EXERCISE -
Extract each line of the records below that contains the word "image".

___ DATA IN THIS EXERCISE ___

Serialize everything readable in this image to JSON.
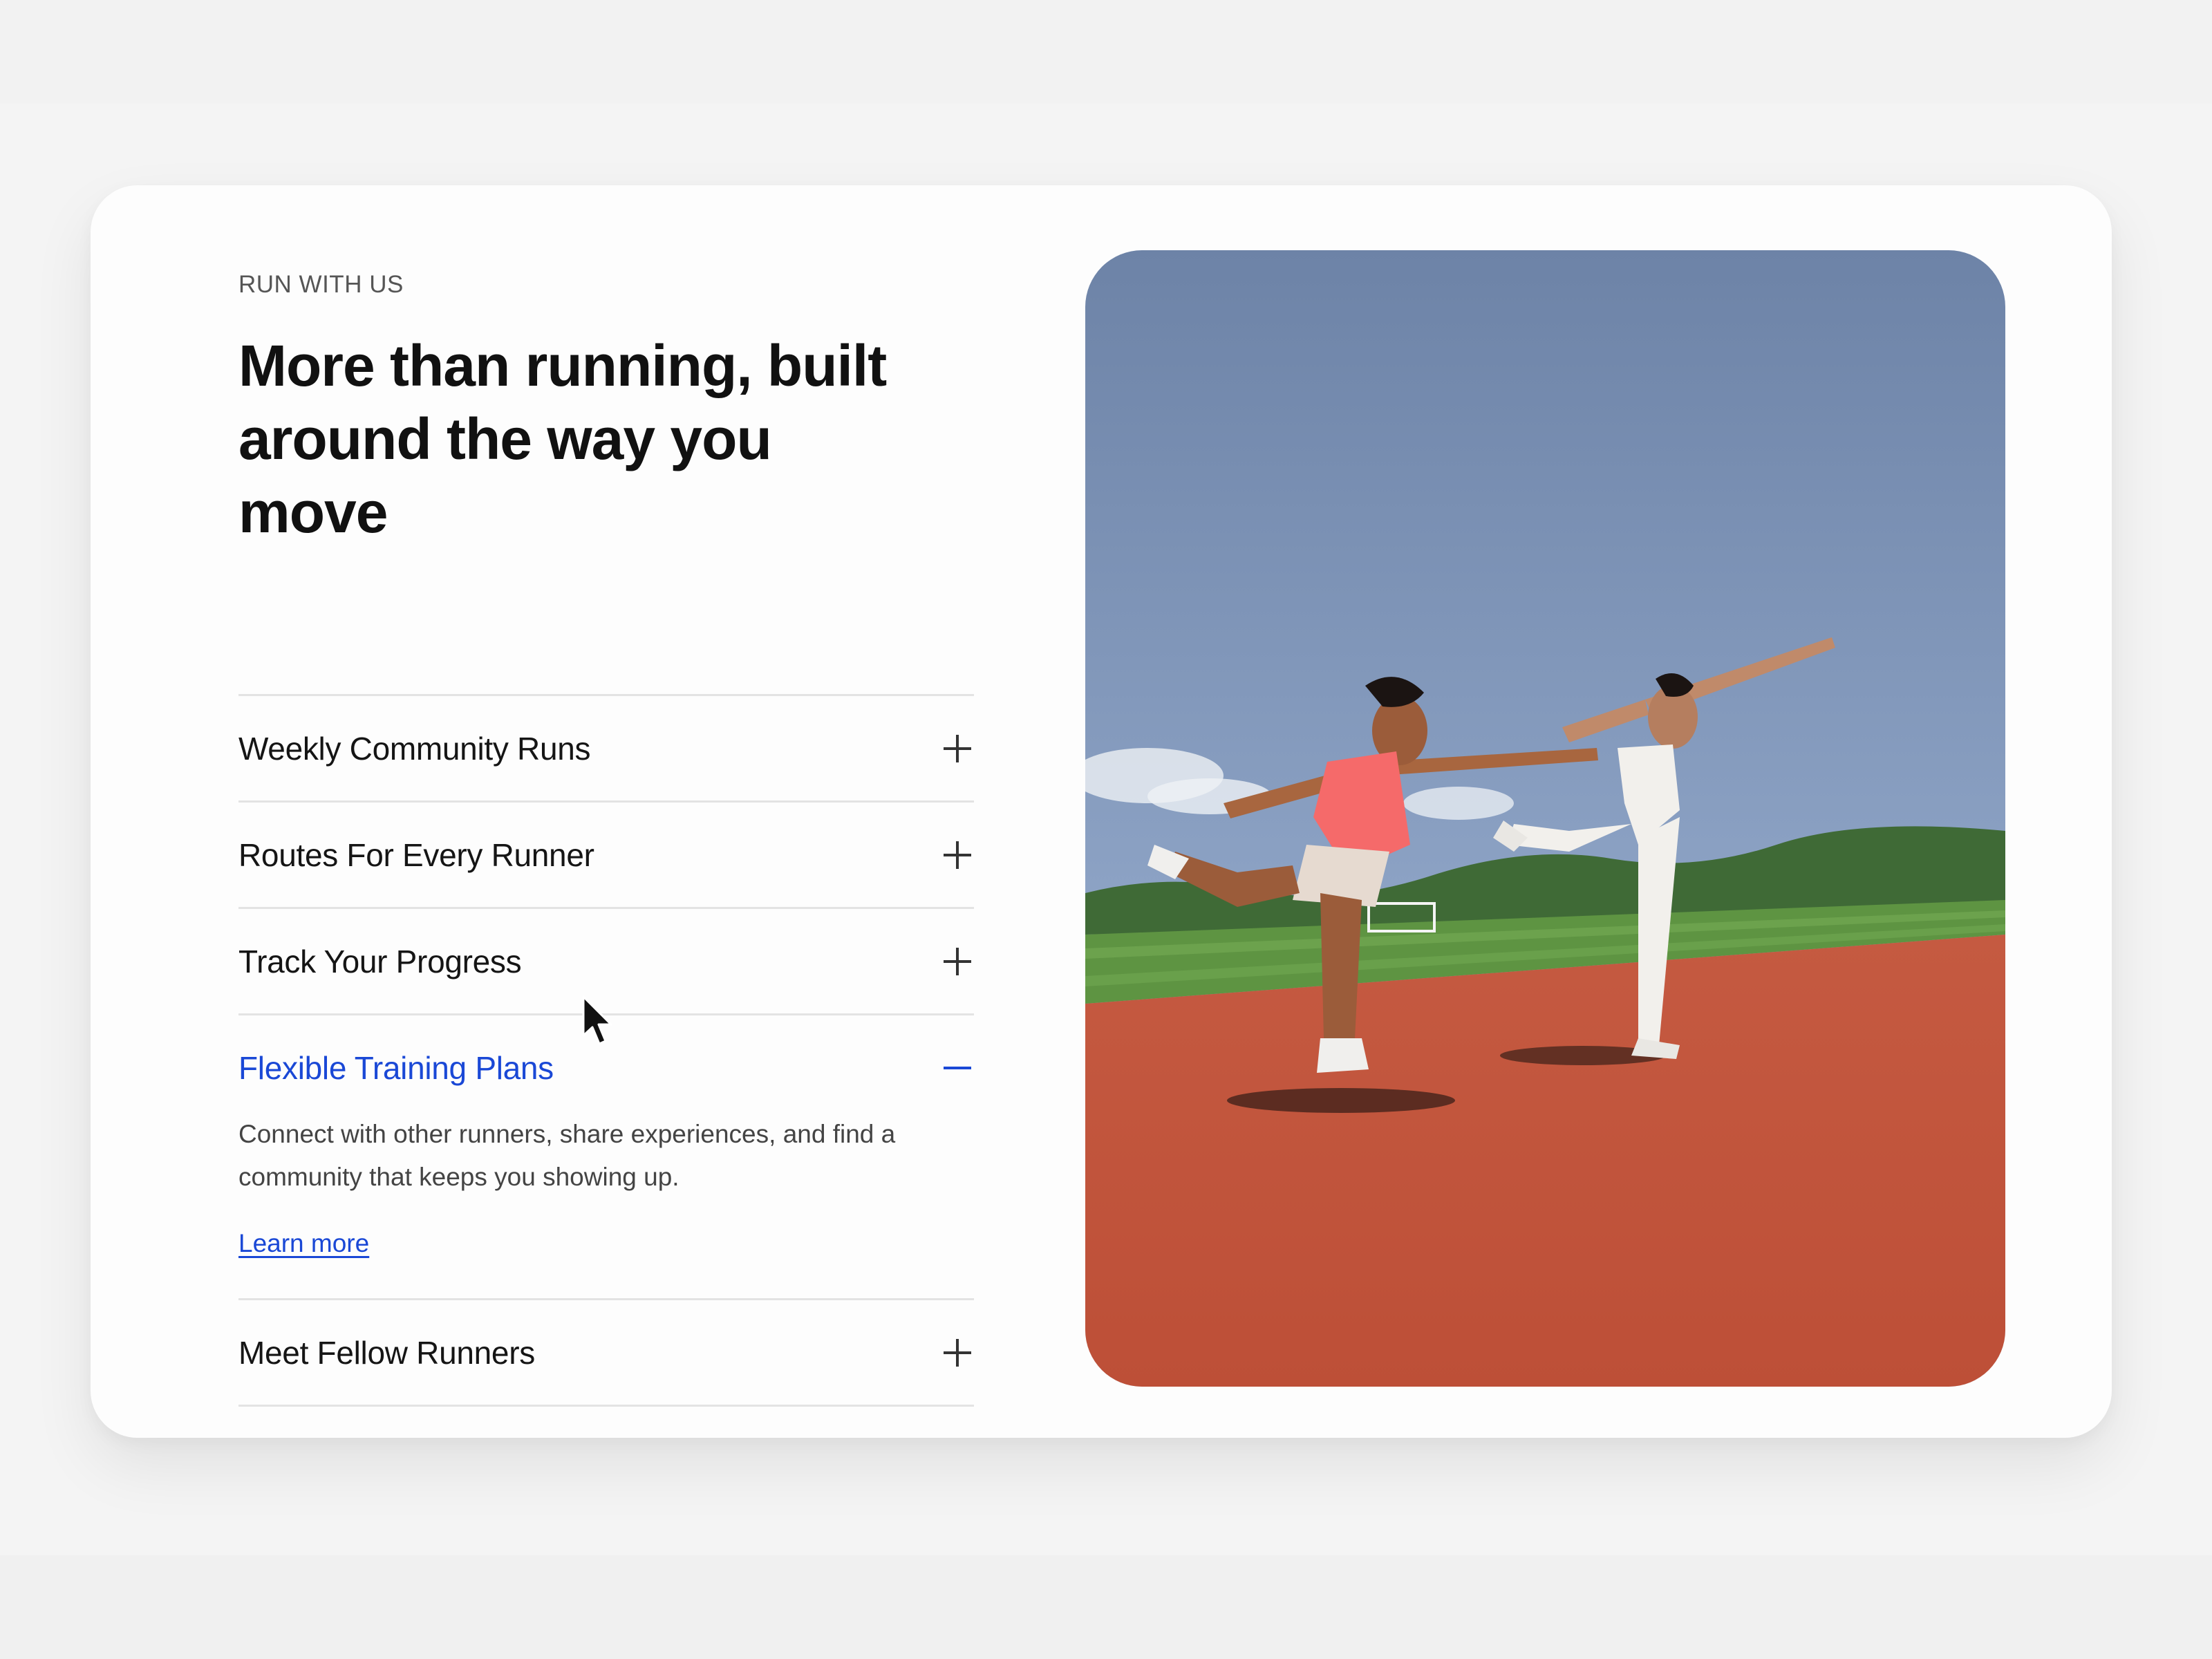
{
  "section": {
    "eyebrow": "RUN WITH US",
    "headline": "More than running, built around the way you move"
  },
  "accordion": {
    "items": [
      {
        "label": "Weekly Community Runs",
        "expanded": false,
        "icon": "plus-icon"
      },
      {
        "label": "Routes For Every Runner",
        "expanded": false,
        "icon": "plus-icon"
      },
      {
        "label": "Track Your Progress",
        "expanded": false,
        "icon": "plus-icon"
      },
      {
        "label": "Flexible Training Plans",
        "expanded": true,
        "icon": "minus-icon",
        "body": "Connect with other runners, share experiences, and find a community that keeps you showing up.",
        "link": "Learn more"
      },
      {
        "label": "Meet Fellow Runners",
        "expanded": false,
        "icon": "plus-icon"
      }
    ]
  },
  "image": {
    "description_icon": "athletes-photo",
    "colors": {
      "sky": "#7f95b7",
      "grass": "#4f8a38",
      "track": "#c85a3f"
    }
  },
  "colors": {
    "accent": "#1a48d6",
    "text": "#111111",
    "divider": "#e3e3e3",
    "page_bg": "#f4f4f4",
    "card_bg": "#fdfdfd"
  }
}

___

TASK RESPONSE -
Serialize everything readable in this image to JSON.
  "image": {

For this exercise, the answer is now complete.